Data extracted from a collection
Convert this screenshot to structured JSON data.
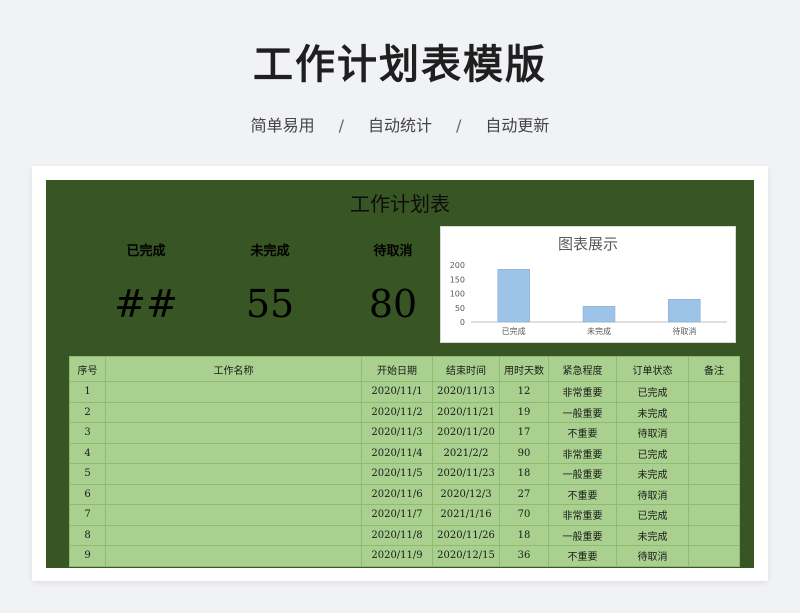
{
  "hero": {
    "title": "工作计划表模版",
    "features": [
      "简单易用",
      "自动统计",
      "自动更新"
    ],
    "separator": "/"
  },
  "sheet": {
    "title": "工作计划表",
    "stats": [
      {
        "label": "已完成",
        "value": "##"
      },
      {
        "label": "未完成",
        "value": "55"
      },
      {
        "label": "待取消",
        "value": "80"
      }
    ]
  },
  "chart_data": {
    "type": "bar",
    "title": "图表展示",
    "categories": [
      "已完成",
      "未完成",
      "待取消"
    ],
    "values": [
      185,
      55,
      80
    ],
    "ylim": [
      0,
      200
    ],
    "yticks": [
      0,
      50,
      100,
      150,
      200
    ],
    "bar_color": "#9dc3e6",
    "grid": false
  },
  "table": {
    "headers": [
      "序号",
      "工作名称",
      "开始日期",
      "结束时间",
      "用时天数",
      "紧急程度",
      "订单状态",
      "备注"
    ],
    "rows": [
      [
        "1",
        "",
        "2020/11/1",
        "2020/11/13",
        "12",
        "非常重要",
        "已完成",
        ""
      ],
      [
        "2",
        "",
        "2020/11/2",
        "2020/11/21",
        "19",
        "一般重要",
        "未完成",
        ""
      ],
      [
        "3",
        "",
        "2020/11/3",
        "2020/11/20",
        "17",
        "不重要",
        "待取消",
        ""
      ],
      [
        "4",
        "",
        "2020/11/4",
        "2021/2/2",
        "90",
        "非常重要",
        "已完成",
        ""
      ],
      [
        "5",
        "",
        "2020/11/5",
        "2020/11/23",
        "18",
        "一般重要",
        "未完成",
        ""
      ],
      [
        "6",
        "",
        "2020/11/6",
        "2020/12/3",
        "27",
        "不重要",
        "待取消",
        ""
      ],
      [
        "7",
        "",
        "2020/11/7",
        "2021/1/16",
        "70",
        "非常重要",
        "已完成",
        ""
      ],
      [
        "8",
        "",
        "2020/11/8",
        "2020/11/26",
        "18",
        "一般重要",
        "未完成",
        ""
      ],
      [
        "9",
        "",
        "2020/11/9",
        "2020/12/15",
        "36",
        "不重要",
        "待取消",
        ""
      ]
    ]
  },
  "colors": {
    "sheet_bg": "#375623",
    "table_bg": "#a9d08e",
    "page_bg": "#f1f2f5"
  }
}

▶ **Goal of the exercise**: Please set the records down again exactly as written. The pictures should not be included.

▶ **Result for this exercise**:
Convert this screenshot to structured JSON data.
{
  "hero": {
    "title": "工作计划表模版",
    "features": [
      "简单易用",
      "自动统计",
      "自动更新"
    ],
    "separator": "/"
  },
  "sheet": {
    "title": "工作计划表",
    "stats": [
      {
        "label": "已完成",
        "value": "##"
      },
      {
        "label": "未完成",
        "value": "55"
      },
      {
        "label": "待取消",
        "value": "80"
      }
    ]
  },
  "chart_data": {
    "type": "bar",
    "title": "图表展示",
    "categories": [
      "已完成",
      "未完成",
      "待取消"
    ],
    "values": [
      185,
      55,
      80
    ],
    "ylim": [
      0,
      200
    ],
    "yticks": [
      0,
      50,
      100,
      150,
      200
    ],
    "bar_color": "#9dc3e6",
    "grid": false
  },
  "table": {
    "headers": [
      "序号",
      "工作名称",
      "开始日期",
      "结束时间",
      "用时天数",
      "紧急程度",
      "订单状态",
      "备注"
    ],
    "rows": [
      [
        "1",
        "",
        "2020/11/1",
        "2020/11/13",
        "12",
        "非常重要",
        "已完成",
        ""
      ],
      [
        "2",
        "",
        "2020/11/2",
        "2020/11/21",
        "19",
        "一般重要",
        "未完成",
        ""
      ],
      [
        "3",
        "",
        "2020/11/3",
        "2020/11/20",
        "17",
        "不重要",
        "待取消",
        ""
      ],
      [
        "4",
        "",
        "2020/11/4",
        "2021/2/2",
        "90",
        "非常重要",
        "已完成",
        ""
      ],
      [
        "5",
        "",
        "2020/11/5",
        "2020/11/23",
        "18",
        "一般重要",
        "未完成",
        ""
      ],
      [
        "6",
        "",
        "2020/11/6",
        "2020/12/3",
        "27",
        "不重要",
        "待取消",
        ""
      ],
      [
        "7",
        "",
        "2020/11/7",
        "2021/1/16",
        "70",
        "非常重要",
        "已完成",
        ""
      ],
      [
        "8",
        "",
        "2020/11/8",
        "2020/11/26",
        "18",
        "一般重要",
        "未完成",
        ""
      ],
      [
        "9",
        "",
        "2020/11/9",
        "2020/12/15",
        "36",
        "不重要",
        "待取消",
        ""
      ]
    ]
  },
  "colors": {
    "sheet_bg": "#375623",
    "table_bg": "#a9d08e",
    "page_bg": "#f1f2f5"
  }
}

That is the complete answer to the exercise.